(Please read this first. In order to link to the book
the New York Times, you may need to sign up for a free on line
at their site. This is easily done, and well worth the
In addition to all the other features the NYT offers, you will be able
to read book reviews, and complete first chapters of hundreds of books
on line. This is one of the great bargains of the internet. New
York Times )
February 14, 1994
An austere white
house with a roof of ochre tile stands amid the olive groves and
of Chianti. Tight-furled cypresses file uphill along a lane to other
other farms. The February sun hangs low in the sky, the icy tramontana
slices in from Switzerland, but the grass is already green and the
are in bud. Except for wisps . . .
When I drive from Athens to Sparta, I know I am in Georgia. The road takes you through open fields.

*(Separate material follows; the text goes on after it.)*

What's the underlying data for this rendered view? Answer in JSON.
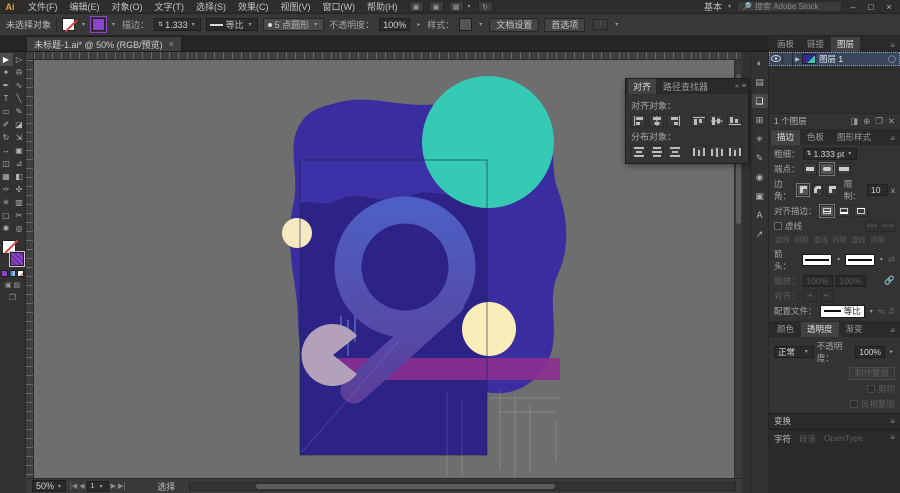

Only one sharecropper shack remains, light peering through between the four piles of bricks on which it stands. Cotton, mechanically maintained now, is regaining its place in competition with the beef cattle endlessly grazing on gently sloping hillsides. Coming into Sparta, the county courthouse commands attention.
Click the links to see the full chapters. And here are some more.
Read these, compare with what you have done. Don't judge your work against others. Instead, take the opportunity to compare. What have these other writers done that you liked? What have they done that you disliked? What have they done that you think you could learn from? Try copying a few sentences and substituting your own words.
Here's how you can do that. The following passage is by James Baldwin.
I was born in Harlem thirty-one years ago. I began plotting novels at about the time I learned to read. The story of my childhood is the usual bleak fantasy, and we can dismiss it with the restrained observation that I certainly would not consider living it again.
Here is my exact rewrite:
I was born in Blue Island Illinois, seventy long years ago. I began ruining my eyes as soon as I could read. The story of my childhood is the usual tug of war between parents and child, and the best I can say about it is that reached adulthood in one healthy, but somewhat neurotic piece.
Okay. It wasn't exact. I'm a writer, I gotta write. But I did follow the general pattern of Baldwin's paragraph and sentences. I very nearly reproduced his rhythms. Is this cheating? Well, yes and no. Cheating in that we always want to do our own thing. But not in the sense that I have stolen anything from Baldwin. I copied his moves, not his game.
Anyone who works in the arts does this from time to time, especially when they are learning. A young dancer will learn by watching an accomplished artist. A painter will sit down and literally copy a masterpiece; I've seen them do it, often. Singers will imitate their favorite artists. Athletes will imitate the moves of the pro's.
So why shouldn't you take advantage of the lessons taught be a great writer?
Go ahead. Give it a whack.